Last year the first Airbus Market Survey in Latin America provided valuable insights on how airline executives in the region perceive market evolutions and fleet requirements. Airbus has just launched their 2014 Airbus Market Survey in Latin America.
In the 2013 results Airbus discovered that:
- Intra-regional connections was the top long term network development opportunity
- The market has a “very optimistic near-term outlook”
- Criteria for new aircraft is driven by fuel burn, revenue generation ability and fleet rationalization
- Airlines need to see savings of 15% to transition to same generation and 25% to transition to next generation
- Best age to replace aircraft is between 8-12 years or a 15-20% cost improvement
With that backdrop, let’s look at this market. The table shows the regional fleet earlier this year. Over 77% of the fleet is narrow body (single aisle). This is why the intra-regional market shows up as important. The problem is that, on average, the fleet is really aged.Of the 1,683 narrow body aircraft in the market, 1,539 or 91% are operated by airlines. Among the airlines the fleet’s average age is just over 15 years. Based on Airbus’ survey it would seem this market has rich pickings. The next table shows the fleet by type and average age. We are showing the top 80% of the fleet. The highlighted rows shows aircraft well into the aged sweet spot Airbus identifies.

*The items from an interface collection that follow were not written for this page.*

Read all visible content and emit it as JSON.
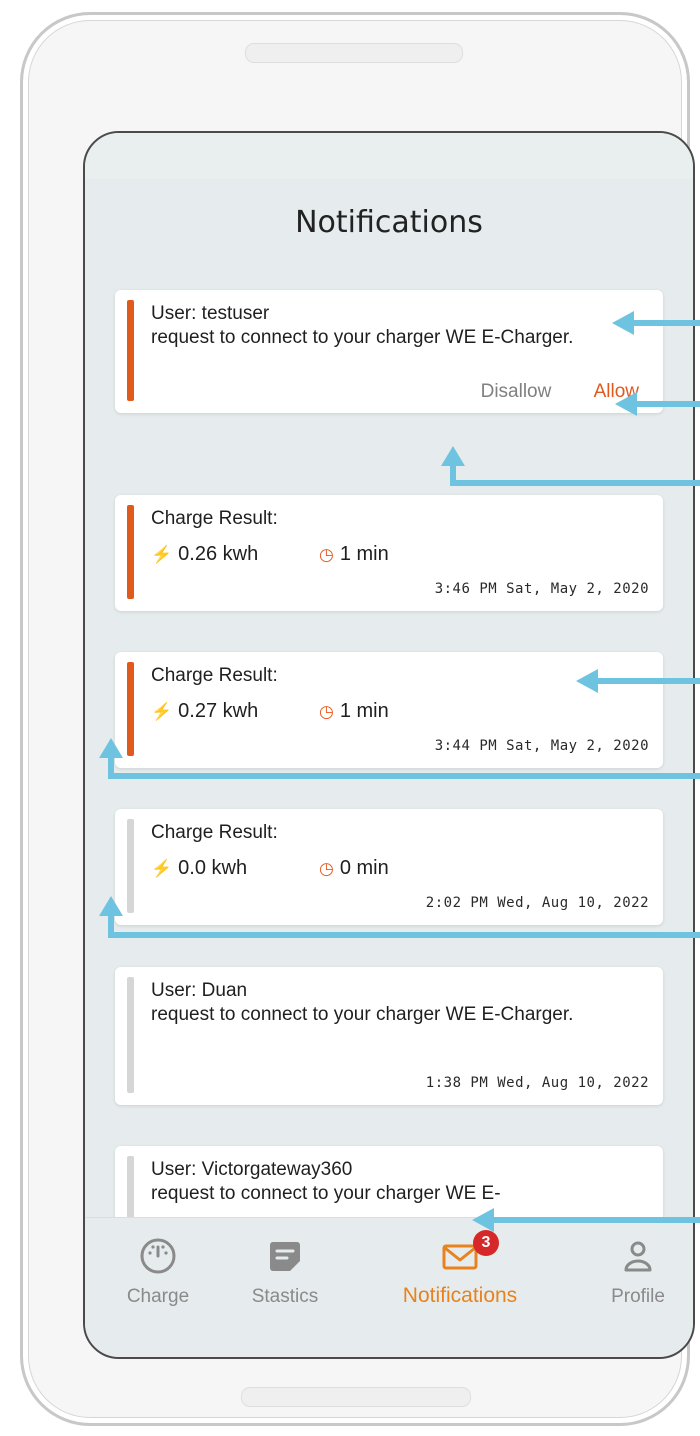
{
  "screen": {
    "title": "Notifications"
  },
  "colors": {
    "accent": "#e05a1e",
    "tab_active": "#e8821e",
    "badge": "#d62828",
    "annotation_arrow": "#6ec4e0"
  },
  "notifications": [
    {
      "type": "request",
      "user": "User: testuser",
      "message": "request to connect to your charger WE E-Charger.",
      "disallow_label": "Disallow",
      "allow_label": "Allow",
      "unread": true
    },
    {
      "type": "charge",
      "heading": "Charge Result:",
      "energy": "0.26 kwh",
      "duration": "1 min",
      "time": "3:46 PM Sat, May 2, 2020",
      "unread": true
    },
    {
      "type": "charge",
      "heading": "Charge Result:",
      "energy": "0.27 kwh",
      "duration": "1 min",
      "time": "3:44 PM Sat, May 2, 2020",
      "unread": true
    },
    {
      "type": "charge",
      "heading": "Charge Result:",
      "energy": "0.0 kwh",
      "duration": "0 min",
      "time": "2:02 PM Wed, Aug 10, 2022",
      "unread": false
    },
    {
      "type": "request",
      "user": "User: Duan",
      "message": "request to connect to your charger WE E-Charger.",
      "time": "1:38 PM Wed, Aug 10, 2022",
      "unread": false
    },
    {
      "type": "request",
      "user": "User: Victorgateway360",
      "message": "request to connect to your charger WE E-",
      "unread": false
    }
  ],
  "tabs": [
    {
      "label": "Charge",
      "icon": "gauge-icon",
      "active": false
    },
    {
      "label": "Stastics",
      "icon": "report-icon",
      "active": false
    },
    {
      "label": "Notifications",
      "icon": "envelope-icon",
      "active": true,
      "badge": "3"
    },
    {
      "label": "Profile",
      "icon": "person-icon",
      "active": false
    }
  ]
}
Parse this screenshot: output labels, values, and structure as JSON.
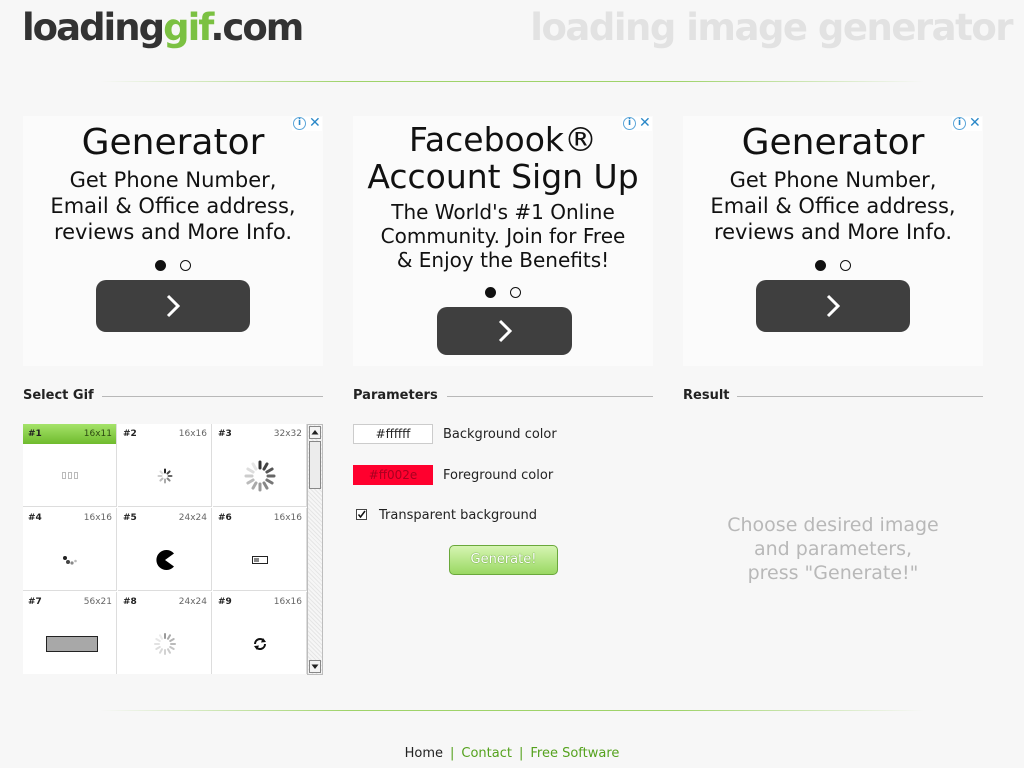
{
  "header": {
    "logo_part1": "loading",
    "logo_part2": "gif",
    "logo_part3": ".com",
    "tagline": "loading image generator"
  },
  "ads": [
    {
      "title": "Generator",
      "lines": [
        "Get Phone Number,",
        "Email & Office address,",
        "reviews and More Info."
      ]
    },
    {
      "title_lines": [
        "Facebook®",
        "Account Sign Up"
      ],
      "lines": [
        "The World's #1 Online",
        "Community. Join for Free",
        "& Enjoy the Benefits!"
      ]
    },
    {
      "title": "Generator",
      "lines": [
        "Get Phone Number,",
        "Email & Office address,",
        "reviews and More Info."
      ]
    }
  ],
  "select_gif": {
    "heading": "Select Gif",
    "items": [
      {
        "num": "#1",
        "size": "16x11",
        "icon": "bars-icon",
        "selected": true
      },
      {
        "num": "#2",
        "size": "16x16",
        "icon": "small-spinner-icon"
      },
      {
        "num": "#3",
        "size": "32x32",
        "icon": "spinner-icon"
      },
      {
        "num": "#4",
        "size": "16x16",
        "icon": "dots-arc-icon"
      },
      {
        "num": "#5",
        "size": "24x24",
        "icon": "pacman-icon"
      },
      {
        "num": "#6",
        "size": "16x16",
        "icon": "progress-bar-icon"
      },
      {
        "num": "#7",
        "size": "56x21",
        "icon": "wide-bar-icon"
      },
      {
        "num": "#8",
        "size": "24x24",
        "icon": "light-spinner-icon"
      },
      {
        "num": "#9",
        "size": "16x16",
        "icon": "refresh-arrows-icon"
      }
    ]
  },
  "parameters": {
    "heading": "Parameters",
    "bg_value": "#ffffff",
    "bg_label": "Background color",
    "fg_value": "#ff002e",
    "fg_label": "Foreground color",
    "transparent_label": "Transparent background",
    "transparent_checked": true,
    "generate_label": "Generate!"
  },
  "result": {
    "heading": "Result",
    "lines": [
      "Choose desired image",
      "and parameters,",
      "press \"Generate!\""
    ]
  },
  "footer": {
    "home": "Home",
    "contact": "Contact",
    "free_software": "Free Software",
    "separator": "|"
  },
  "colors": {
    "accent_green": "#7bc142",
    "foreground_swatch": "#ff002e",
    "ad_button": "#3f3f3f"
  }
}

From the table we can see the A320 is by far the most popular aircraft deployed in the market – giving Airbus an advantage in the rationalization argument. Notice the aged aircraft are Boeing and Douglas. Based on Airbus‘ research these aircraft fall into the “transition” category. For an airline to switch to a next generation solution now becomes a key driver. The hurdle rate is 25% better economics according to Airbus’ research.This is where things become very intriguing. Airbus and Boeing don’t have anything in the 25% improvement category. Moreover the aircraft highlighted are all between 100 and 150 seats. If airlines were to stay with Boeing that would mean going to the MAX7 – but that is far away in delivery terms. Switching to Airbus means the A319neo – also far away in terms of EIS.
The identified targets represent 272 aircraft and we estimate a market total of 523 meet the age criteria. But what about the airlines? Airlines looking at aircraft in the 100-150 seat segment are most likely to consider the Embraer E2 or Bombardier CSeries. Of these the CSeries will be ready first and Bombardier would be delighted to take orders with deliveries starting in 2015.
For the 737-200H the two key customers to visit are Avior and Aviacsa. For the 737-300 the key customer is VivaAerobus; which is a current Airbus customer, flying three A320s now and with 30 A320neo on order. For the 737-200 the key customer is Aerolineas Argentina – probably not worth the effort for now. But certainly they would be influenced by export credits from Brazil or Canada. For the DC-9-30 the key customer is Venezuela’s Ascera – probably also not an ideal candidate for a sales campaign. The MD-82 key customers are Ascera, Aeropostal (Argentina) and Laser (Venezuela). None look especially attractive because of national politics and weak economies. The Fokker 100 key customer is Avianca Brazil. The airline also flies Airbus, but being Brazilian, we would suggest the E2 has the advantage here.
So even as the Latin America market is vibrant in terms of regional traffic growth, the key area of opportunity seems to be in the 100-150 seats segment because of aged aircraft. We do not see Airbus and Boeing with any advantages here other than pricing. Their aircraft are too heavy for this segment and the operating economics will require steeper discounts – and given their backlogs, these are unlikely. This means Bombardier and Embraer are “in the game”. Bombardier has the advantage of being able to deliver sooner on next generation aircraft. Whereas Embraer has the advantage of being the “local” option. The extent of the market opportunity could be between $8-10bn in orders over the next decade and we expect to see a good fight for every campaign.
I would say this article is a mix of nice conclusions and mistakes.
Just to clarify, in general, this report shows really good conclusions… for a consultancy writing, I recommend to take care about details, look at some point: Aviacsa is a defunct carrier, they ceased operations in 2009. How about Ascera? It’s not Aserca?…. Aeropostal (Argentina), not, this airlines is from Venezuela also.